• TASK DATA:
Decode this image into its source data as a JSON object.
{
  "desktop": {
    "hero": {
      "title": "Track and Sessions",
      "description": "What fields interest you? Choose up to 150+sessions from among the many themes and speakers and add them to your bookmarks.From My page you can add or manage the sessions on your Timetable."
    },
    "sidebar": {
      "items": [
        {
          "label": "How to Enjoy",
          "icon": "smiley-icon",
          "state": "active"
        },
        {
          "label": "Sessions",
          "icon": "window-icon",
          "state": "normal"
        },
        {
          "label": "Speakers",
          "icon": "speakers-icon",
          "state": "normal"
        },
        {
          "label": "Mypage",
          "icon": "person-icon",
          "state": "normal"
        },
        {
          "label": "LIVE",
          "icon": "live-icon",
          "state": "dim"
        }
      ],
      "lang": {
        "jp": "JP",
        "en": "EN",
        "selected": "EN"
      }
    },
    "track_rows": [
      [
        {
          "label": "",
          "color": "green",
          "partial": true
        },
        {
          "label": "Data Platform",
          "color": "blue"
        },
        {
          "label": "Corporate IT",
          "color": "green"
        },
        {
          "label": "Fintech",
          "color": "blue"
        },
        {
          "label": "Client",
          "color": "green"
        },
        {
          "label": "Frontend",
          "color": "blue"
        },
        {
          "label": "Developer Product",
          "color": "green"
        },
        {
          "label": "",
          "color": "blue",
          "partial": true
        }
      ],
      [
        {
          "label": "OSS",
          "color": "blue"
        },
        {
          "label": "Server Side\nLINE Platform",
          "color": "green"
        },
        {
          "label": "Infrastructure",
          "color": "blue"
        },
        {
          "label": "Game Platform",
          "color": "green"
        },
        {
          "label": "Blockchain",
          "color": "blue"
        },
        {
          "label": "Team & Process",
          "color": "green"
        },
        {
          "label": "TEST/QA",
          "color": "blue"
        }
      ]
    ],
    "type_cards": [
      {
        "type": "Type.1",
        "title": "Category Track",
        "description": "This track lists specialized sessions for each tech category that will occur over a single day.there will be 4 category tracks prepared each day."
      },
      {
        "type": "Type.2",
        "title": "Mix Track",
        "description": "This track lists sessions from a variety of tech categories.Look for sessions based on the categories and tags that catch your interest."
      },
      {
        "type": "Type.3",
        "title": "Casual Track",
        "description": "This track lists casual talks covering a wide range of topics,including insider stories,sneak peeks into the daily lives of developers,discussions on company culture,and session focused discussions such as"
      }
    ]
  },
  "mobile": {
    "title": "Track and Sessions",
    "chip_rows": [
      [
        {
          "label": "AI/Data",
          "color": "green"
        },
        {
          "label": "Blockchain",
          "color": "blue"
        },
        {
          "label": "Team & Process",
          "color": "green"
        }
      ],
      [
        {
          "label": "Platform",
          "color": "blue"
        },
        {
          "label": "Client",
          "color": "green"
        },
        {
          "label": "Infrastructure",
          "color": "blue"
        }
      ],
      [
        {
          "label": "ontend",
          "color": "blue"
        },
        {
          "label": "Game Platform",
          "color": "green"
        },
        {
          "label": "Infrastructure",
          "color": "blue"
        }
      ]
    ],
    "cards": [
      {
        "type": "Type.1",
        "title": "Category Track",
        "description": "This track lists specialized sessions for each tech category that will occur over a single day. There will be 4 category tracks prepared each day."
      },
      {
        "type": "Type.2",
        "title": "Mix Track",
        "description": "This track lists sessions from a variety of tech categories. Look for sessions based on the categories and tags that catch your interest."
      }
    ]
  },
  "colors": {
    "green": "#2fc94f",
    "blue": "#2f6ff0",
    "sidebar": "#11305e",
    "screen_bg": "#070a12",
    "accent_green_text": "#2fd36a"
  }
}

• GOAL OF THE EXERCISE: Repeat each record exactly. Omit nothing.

• TASK ANSWER:
Decode this image into its source data as a JSON object.
{
  "desktop": {
    "hero": {
      "title": "Track and Sessions",
      "description": "What fields interest you? Choose up to 150+sessions from among the many themes and speakers and add them to your bookmarks.From My page you can add or manage the sessions on your Timetable."
    },
    "sidebar": {
      "items": [
        {
          "label": "How to Enjoy",
          "icon": "smiley-icon",
          "state": "active"
        },
        {
          "label": "Sessions",
          "icon": "window-icon",
          "state": "normal"
        },
        {
          "label": "Speakers",
          "icon": "speakers-icon",
          "state": "normal"
        },
        {
          "label": "Mypage",
          "icon": "person-icon",
          "state": "normal"
        },
        {
          "label": "LIVE",
          "icon": "live-icon",
          "state": "dim"
        }
      ],
      "lang": {
        "jp": "JP",
        "en": "EN",
        "selected": "EN"
      }
    },
    "track_rows": [
      [
        {
          "label": "",
          "color": "green",
          "partial": true
        },
        {
          "label": "Data Platform",
          "color": "blue"
        },
        {
          "label": "Corporate IT",
          "color": "green"
        },
        {
          "label": "Fintech",
          "color": "blue"
        },
        {
          "label": "Client",
          "color": "green"
        },
        {
          "label": "Frontend",
          "color": "blue"
        },
        {
          "label": "Developer Product",
          "color": "green"
        },
        {
          "label": "",
          "color": "blue",
          "partial": true
        }
      ],
      [
        {
          "label": "OSS",
          "color": "blue"
        },
        {
          "label": "Server Side\nLINE Platform",
          "color": "green"
        },
        {
          "label": "Infrastructure",
          "color": "blue"
        },
        {
          "label": "Game Platform",
          "color": "green"
        },
        {
          "label": "Blockchain",
          "color": "blue"
        },
        {
          "label": "Team & Process",
          "color": "green"
        },
        {
          "label": "TEST/QA",
          "color": "blue"
        }
      ]
    ],
    "type_cards": [
      {
        "type": "Type.1",
        "title": "Category Track",
        "description": "This track lists specialized sessions for each tech category that will occur over a single day.there will be 4 category tracks prepared each day."
      },
      {
        "type": "Type.2",
        "title": "Mix Track",
        "description": "This track lists sessions from a variety of tech categories.Look for sessions based on the categories and tags that catch your interest."
      },
      {
        "type": "Type.3",
        "title": "Casual Track",
        "description": "This track lists casual talks covering a wide range of topics,including insider stories,sneak peeks into the daily lives of developers,discussions on company culture,and session focused discussions such as"
      }
    ]
  },
  "mobile": {
    "title": "Track and Sessions",
    "chip_rows": [
      [
        {
          "label": "AI/Data",
          "color": "green"
        },
        {
          "label": "Blockchain",
          "color": "blue"
        },
        {
          "label": "Team & Process",
          "color": "green"
        }
      ],
      [
        {
          "label": "Platform",
          "color": "blue"
        },
        {
          "label": "Client",
          "color": "green"
        },
        {
          "label": "Infrastructure",
          "color": "blue"
        }
      ],
      [
        {
          "label": "ontend",
          "color": "blue"
        },
        {
          "label": "Game Platform",
          "color": "green"
        },
        {
          "label": "Infrastructure",
          "color": "blue"
        }
      ]
    ],
    "cards": [
      {
        "type": "Type.1",
        "title": "Category Track",
        "description": "This track lists specialized sessions for each tech category that will occur over a single day. There will be 4 category tracks prepared each day."
      },
      {
        "type": "Type.2",
        "title": "Mix Track",
        "description": "This track lists sessions from a variety of tech categories. Look for sessions based on the categories and tags that catch your interest."
      }
    ]
  },
  "colors": {
    "green": "#2fc94f",
    "blue": "#2f6ff0",
    "sidebar": "#11305e",
    "screen_bg": "#070a12",
    "accent_green_text": "#2fd36a"
  }
}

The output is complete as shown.